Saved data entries
────
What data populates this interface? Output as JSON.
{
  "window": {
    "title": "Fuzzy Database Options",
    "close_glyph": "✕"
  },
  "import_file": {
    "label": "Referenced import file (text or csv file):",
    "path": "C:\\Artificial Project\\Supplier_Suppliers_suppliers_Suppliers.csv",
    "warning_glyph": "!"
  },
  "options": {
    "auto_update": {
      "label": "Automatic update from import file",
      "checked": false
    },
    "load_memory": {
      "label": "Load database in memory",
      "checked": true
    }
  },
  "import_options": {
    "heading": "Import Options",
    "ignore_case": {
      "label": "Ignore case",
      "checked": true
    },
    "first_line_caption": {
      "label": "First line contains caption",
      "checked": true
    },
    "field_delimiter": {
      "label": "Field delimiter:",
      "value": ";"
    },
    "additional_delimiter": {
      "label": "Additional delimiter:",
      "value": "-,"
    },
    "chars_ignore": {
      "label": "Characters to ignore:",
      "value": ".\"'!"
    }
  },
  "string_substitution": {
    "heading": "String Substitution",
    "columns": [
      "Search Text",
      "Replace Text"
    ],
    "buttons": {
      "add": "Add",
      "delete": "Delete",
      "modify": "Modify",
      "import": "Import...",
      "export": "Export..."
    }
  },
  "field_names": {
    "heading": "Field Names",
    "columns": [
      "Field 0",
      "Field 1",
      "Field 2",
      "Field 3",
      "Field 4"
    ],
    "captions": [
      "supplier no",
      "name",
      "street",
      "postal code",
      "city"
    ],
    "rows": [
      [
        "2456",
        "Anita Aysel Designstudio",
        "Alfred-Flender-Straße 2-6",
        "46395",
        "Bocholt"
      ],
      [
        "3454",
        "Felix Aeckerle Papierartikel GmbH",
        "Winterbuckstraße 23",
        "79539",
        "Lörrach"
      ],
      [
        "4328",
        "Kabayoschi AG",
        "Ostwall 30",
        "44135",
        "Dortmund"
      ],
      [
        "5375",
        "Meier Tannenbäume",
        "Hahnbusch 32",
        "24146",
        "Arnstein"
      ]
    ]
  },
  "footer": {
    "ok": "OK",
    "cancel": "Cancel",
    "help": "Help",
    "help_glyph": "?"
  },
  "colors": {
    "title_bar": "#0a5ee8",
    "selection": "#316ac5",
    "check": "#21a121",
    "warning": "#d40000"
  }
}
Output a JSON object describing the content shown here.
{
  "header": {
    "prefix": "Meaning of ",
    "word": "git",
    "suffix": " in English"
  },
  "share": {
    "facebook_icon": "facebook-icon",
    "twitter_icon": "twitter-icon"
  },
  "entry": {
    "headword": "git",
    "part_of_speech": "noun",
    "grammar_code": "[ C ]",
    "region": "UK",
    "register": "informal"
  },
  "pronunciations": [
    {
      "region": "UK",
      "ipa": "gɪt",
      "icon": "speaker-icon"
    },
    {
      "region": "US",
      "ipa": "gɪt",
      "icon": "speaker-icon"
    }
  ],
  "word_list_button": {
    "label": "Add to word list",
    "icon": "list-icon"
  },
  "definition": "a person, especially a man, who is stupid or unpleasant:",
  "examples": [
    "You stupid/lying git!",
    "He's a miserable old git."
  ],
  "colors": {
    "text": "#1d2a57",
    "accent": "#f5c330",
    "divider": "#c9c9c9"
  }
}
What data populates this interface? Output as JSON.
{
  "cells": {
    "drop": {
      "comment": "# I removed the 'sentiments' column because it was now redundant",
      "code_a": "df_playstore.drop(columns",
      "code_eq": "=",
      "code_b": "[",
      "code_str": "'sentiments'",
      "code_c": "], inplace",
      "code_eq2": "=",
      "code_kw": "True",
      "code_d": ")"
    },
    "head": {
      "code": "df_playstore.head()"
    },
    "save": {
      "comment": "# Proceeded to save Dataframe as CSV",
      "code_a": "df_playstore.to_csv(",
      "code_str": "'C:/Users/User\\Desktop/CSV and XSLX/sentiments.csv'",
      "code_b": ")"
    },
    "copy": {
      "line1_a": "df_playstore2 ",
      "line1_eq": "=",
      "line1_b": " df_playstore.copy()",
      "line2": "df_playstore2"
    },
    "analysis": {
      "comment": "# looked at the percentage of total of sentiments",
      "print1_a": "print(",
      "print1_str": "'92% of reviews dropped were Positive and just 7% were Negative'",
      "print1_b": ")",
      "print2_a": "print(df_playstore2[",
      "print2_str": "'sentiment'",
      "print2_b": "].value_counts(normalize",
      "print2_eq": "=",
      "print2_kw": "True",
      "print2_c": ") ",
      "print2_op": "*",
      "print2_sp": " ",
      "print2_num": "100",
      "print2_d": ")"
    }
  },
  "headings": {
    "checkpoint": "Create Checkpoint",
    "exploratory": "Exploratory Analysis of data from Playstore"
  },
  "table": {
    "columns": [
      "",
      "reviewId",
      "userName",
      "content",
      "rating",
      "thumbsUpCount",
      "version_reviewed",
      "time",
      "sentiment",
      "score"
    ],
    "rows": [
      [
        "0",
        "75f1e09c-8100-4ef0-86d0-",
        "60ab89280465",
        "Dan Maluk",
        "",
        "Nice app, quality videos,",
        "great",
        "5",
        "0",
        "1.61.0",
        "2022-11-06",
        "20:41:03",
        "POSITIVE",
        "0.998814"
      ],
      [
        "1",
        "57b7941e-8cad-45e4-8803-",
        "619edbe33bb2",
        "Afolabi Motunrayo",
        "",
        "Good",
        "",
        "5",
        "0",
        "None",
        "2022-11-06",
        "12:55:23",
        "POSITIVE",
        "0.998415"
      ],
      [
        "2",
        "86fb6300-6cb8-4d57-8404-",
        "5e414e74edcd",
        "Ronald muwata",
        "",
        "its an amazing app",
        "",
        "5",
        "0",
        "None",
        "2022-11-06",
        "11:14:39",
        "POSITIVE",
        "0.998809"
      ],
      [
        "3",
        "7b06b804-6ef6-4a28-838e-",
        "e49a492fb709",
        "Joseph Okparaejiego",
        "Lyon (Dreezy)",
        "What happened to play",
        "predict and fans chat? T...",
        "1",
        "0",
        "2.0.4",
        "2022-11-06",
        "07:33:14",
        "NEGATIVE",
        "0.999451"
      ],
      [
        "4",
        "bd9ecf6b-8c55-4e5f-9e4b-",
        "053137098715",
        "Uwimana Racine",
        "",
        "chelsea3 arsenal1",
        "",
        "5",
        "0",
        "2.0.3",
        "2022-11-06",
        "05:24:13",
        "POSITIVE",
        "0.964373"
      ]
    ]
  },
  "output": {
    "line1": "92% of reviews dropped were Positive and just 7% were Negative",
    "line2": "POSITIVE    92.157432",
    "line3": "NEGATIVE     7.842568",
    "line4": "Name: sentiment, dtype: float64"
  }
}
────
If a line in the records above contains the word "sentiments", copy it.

* [EXERCISE ANSWER]:
      "comment": "# I removed the 'sentiments' column because it was now redundant",
      "code_str": "'sentiments'",
      "code_str": "'C:/Users/User\\Desktop/CSV and XSLX/sentiments.csv'",
      "comment": "# looked at the percentage of total of sentiments",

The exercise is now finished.